Recent advancements in generative AI, like Stable Diffusion and ChatGPT, are having a profound impact on a variety of industries. In the field of natural language understanding, generative AI is being used to develop new chatbots and virtual assistants that can understand and respond to human language more naturally. Content generation is benefiting from recent advances to create realistic images, text, and music. In creative artistry, the technology is being used to create new forms of art and design. And in the area of problem solving, generative techniques are being used to develop new algorithms that can solve complex problems more efficiently.
Initially, generative AI algorithms were massive and demanded an exorbitant amount of computational resources. These early models, while groundbreaking in their capabilities, came with significant operational challenges. Training and running them required supercomputers or specialized high-performance computing clusters, which were prohibitively expensive for all but the largest organizations and research institutions. The enormous costs associated with these computational demands limited access to the technology and hindered hobbyists and many researchers from experimenting with it.
However, over time, there has been a remarkable shift in this trend. Advances in AI research and engineering have led to the development of more efficient algorithms and model architectures.

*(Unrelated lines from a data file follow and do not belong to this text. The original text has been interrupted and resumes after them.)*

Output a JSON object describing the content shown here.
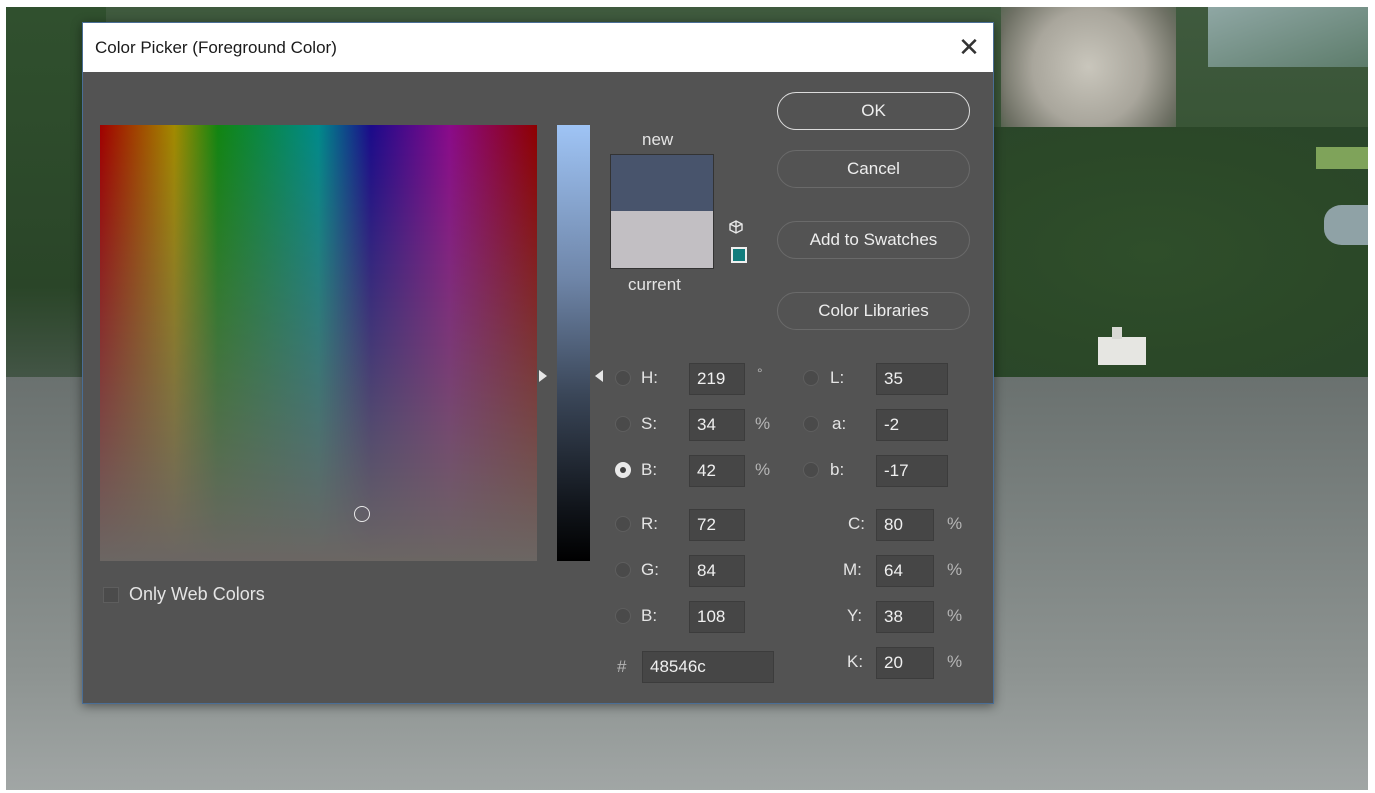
{
  "dialog": {
    "title": "Color Picker (Foreground Color)",
    "close_glyph": "✕"
  },
  "preview": {
    "new_label": "new",
    "current_label": "current",
    "new_color": "#48546c",
    "current_color": "#c2bfc3"
  },
  "buttons": {
    "ok": "OK",
    "cancel": "Cancel",
    "add_to_swatches": "Add to Swatches",
    "color_libraries": "Color Libraries"
  },
  "hsb": {
    "h_label": "H:",
    "h_value": "219",
    "h_unit": "°",
    "s_label": "S:",
    "s_value": "34",
    "s_unit": "%",
    "b_label": "B:",
    "b_value": "42",
    "b_unit": "%",
    "selected": "B"
  },
  "rgb": {
    "r_label": "R:",
    "r_value": "72",
    "g_label": "G:",
    "g_value": "84",
    "b_label": "B:",
    "b_value": "108"
  },
  "lab": {
    "l_label": "L:",
    "l_value": "35",
    "a_label": "a:",
    "a_value": "-2",
    "b_label": "b:",
    "b_value": "-17"
  },
  "cmyk": {
    "c_label": "C:",
    "c_value": "80",
    "m_label": "M:",
    "m_value": "64",
    "y_label": "Y:",
    "y_value": "38",
    "k_label": "K:",
    "k_value": "20",
    "unit": "%"
  },
  "hex": {
    "label": "#",
    "value": "48546c"
  },
  "options": {
    "only_web_colors": "Only Web Colors",
    "only_web_colors_checked": false
  },
  "icons": {
    "cube": "cube-icon",
    "websafe": "web-safe-swatch-icon",
    "close": "close-icon"
  }
}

Additionally, optimization techniques and hardware innovations have played a crucial role in making generative AI more accessible.
Today, we are witnessing the emergence of powerful generative AI models that can run on smaller and less expensive hardware platforms. These models are designed to be more resource-efficient while maintaining or even surpassing the quality of earlier, larger models.
These recent developments have led NVIDIA to create the Jetson Generative AI Playground, which was designed to make running cutting-edge generative algorithms on edge computing hardware a simple exercise. With a few hundred dollars worth of hardware, the Generative AI Playground allows anyone to run LLM-based chatbots or image generation models locally. Maybe we can finally say goodbye to the old “we're experiencing exceptionally high demand” messages.
The tutorials target the Orin generation of NVIDIA Jetson development kits, so using one will make for smooth sailing. You might be able to get other Jetson boards to work as well, but may run into a few bumps along the way. At present, there are three tutorials available, text generation, image generation, and knowledge distillation. Text and image generation are fairly self-explanatory — these are the guides that will help you create your own chatbot or text-to-image pipeline. Knowledge distillation is a more general technique that serves to compress the knowledge contained in a large “teacher” model into a smaller “student” model that is better suited for running on edge hardware.
Even with a step-by-step tutorial, running a cutting-edge generative AI model on local hardware may sound like an exercise in frustration. Fear not, NVIDIA has already done most of the work for us by packaging up the software in Docker containers. As a result, one only needs to run a few commands to download the container and model (such as LLaMA), and perhaps optimize the operating environment. The model will then be available for local use, and there is even a slick web-based user interface available for both the chatbot and the image generator.